"Media criticism does exist in America. But by and large, it is not citizen-based criticism designed to make media a better source of information in a democracy. Instead, it is a cynical manipulation of the discourse designed to silence even the mildest dissent from the conservative, militantly pro-corporate dogma that has come to pass for news in an era when "reporters" brag about the size of their American-flag lapel pins."
- Robert McChesney and John Nichols

Project Censored is a media research group out of Sonoma State University which tracks the news published in independent journals and newsletters. From these, Project Censored compiles an annual list of 25 news stories of social significance that have been overlooked, under-reported or self-censored by the country's major national news media.

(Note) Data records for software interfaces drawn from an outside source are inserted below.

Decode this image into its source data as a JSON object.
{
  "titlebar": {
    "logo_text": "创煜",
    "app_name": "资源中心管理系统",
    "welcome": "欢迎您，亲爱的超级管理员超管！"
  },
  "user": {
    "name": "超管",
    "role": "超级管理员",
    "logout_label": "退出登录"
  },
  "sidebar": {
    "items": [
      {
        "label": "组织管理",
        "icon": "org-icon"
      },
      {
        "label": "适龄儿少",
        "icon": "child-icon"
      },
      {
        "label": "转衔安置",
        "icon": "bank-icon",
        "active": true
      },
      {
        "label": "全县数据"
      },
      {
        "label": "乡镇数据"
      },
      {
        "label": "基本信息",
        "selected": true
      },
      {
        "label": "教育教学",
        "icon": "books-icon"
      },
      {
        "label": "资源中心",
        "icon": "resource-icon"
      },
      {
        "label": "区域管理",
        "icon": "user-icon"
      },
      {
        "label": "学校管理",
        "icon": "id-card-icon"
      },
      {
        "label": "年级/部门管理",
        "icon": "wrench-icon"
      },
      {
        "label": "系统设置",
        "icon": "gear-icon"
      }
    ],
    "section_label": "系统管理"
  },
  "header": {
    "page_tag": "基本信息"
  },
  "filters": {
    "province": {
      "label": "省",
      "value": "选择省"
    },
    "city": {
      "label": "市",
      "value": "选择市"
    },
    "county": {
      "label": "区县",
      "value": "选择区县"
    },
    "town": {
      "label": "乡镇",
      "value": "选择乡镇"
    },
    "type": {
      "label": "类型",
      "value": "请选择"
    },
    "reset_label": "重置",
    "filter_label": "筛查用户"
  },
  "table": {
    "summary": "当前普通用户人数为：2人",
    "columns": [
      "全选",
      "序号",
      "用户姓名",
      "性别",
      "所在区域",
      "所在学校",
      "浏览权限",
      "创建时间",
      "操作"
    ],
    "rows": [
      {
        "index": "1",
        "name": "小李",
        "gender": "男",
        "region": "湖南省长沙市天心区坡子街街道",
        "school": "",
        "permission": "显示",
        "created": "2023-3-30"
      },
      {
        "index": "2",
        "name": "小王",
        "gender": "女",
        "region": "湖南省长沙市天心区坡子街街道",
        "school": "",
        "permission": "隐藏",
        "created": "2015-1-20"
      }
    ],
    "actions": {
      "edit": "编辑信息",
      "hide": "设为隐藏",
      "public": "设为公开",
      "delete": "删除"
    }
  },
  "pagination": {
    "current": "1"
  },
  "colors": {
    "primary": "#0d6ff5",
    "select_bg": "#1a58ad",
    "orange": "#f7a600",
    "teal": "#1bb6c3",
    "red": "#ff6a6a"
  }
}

Between 700 and 1000 stories are submitted to Project Censored each year from journalists, scholars, librarians, and concerned citizens around the world. With the help of more than 200 Sonoma State University faculty, students, and community members, Project Censored reviews the story submissions for coverage, content, reliability of sources and national significance. The university community selects 25 stories to submit to the Project Censored panel of judges who then rank them in order of importance. Current or previous national judges include: Noam Chomsky, Susan Faludi, George Gerbner, Sut Jhally, Frances Moore Lappe, Norman Solomon, Michael Parenti, Herbert I. Schiller, Barbara Seaman, Erna Smith, Mike Wallace and Howard Zinn. All 25 stories are featured in the yearbook, Censored: The News That Didn't Make the News.

In 1996 and 1997, the yearbook won the Firecracker Alternative Book Award, celebrating the best in alternative publishing. The release of Project Censored's yearbook has developed into a national alternative press event. In 2003, along with several independent national magazines, over 40 alternative newsweeklies carried the Top 10 Censored stories in metropolitan areas throughout the country, and Project Censored was featured on more than 125 independent talk radio and television shows. Throughout the next year and into the next decade, Project Censored will continue to inform the public, advocate for independent journalism, and strive to spark debate on current issues involving media monopoly.

Project Censored is a national research effort launched in 1976 by Dr. Carl Jensen, professor emeritus of Communications Studies at Sonoma State University. Upon Jensen's retirement in 1996, leadership of the project was passed to associate professor of sociology and media research specialist, Dr. Peter Phillips.

Contact Project Censored

©2003 rich